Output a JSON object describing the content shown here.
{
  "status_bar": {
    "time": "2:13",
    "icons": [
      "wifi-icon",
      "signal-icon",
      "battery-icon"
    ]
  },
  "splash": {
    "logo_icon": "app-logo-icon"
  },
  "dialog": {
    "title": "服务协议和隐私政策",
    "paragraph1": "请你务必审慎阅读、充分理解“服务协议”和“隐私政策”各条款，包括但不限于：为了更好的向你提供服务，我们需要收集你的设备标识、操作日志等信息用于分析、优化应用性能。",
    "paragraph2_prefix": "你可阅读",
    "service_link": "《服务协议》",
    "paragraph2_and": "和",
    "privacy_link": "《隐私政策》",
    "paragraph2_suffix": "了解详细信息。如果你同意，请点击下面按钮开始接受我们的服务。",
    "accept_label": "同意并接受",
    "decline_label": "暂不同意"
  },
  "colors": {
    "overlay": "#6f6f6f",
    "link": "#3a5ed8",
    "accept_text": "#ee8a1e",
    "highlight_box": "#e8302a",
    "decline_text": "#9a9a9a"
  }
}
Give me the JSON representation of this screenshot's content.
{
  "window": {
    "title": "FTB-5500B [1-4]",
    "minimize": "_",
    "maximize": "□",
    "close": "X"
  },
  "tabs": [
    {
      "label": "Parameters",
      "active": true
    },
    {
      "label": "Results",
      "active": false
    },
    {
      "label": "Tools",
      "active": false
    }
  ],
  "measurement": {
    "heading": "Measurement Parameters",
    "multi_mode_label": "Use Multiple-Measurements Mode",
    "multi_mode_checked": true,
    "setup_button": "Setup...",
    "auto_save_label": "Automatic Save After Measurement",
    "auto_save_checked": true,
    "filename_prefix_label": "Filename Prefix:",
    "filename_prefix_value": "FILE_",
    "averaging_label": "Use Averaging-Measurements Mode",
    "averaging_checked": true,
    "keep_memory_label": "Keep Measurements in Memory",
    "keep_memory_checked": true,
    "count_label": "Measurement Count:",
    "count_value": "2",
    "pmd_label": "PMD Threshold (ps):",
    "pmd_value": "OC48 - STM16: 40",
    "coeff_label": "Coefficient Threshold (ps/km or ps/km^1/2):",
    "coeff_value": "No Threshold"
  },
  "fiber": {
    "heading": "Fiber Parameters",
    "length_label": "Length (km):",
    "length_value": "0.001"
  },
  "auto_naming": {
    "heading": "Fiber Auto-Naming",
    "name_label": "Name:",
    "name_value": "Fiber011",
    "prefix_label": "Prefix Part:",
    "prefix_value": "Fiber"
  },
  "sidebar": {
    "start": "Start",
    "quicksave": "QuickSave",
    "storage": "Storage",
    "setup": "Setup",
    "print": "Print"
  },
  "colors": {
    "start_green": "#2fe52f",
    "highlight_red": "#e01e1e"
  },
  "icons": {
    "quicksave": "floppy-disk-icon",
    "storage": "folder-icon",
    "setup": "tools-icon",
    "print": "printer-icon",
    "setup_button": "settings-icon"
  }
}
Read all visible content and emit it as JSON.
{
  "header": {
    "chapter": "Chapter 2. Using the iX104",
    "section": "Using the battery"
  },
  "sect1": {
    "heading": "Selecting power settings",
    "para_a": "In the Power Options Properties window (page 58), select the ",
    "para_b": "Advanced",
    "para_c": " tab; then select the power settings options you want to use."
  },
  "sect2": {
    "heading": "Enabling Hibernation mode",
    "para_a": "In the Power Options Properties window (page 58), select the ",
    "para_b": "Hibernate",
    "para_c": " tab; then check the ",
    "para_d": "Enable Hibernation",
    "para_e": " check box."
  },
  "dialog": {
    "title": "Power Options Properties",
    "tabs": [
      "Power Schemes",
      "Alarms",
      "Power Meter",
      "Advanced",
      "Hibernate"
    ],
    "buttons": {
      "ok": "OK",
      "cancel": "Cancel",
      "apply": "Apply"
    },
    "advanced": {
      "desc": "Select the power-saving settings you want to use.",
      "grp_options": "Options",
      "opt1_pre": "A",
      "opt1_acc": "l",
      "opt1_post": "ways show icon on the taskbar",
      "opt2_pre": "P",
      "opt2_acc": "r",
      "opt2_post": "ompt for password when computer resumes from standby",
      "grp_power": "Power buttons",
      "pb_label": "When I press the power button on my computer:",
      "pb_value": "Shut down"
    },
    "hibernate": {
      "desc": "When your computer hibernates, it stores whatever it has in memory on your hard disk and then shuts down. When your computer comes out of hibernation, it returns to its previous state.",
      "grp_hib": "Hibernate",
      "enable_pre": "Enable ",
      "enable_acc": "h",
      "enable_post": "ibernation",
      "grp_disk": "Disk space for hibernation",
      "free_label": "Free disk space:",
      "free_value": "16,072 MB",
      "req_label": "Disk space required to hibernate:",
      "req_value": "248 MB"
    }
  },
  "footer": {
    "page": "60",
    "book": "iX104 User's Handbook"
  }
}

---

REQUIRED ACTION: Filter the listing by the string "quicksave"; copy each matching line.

ANSWER SPACE:
    "quicksave": "QuickSave",
    "quicksave": "floppy-disk-icon",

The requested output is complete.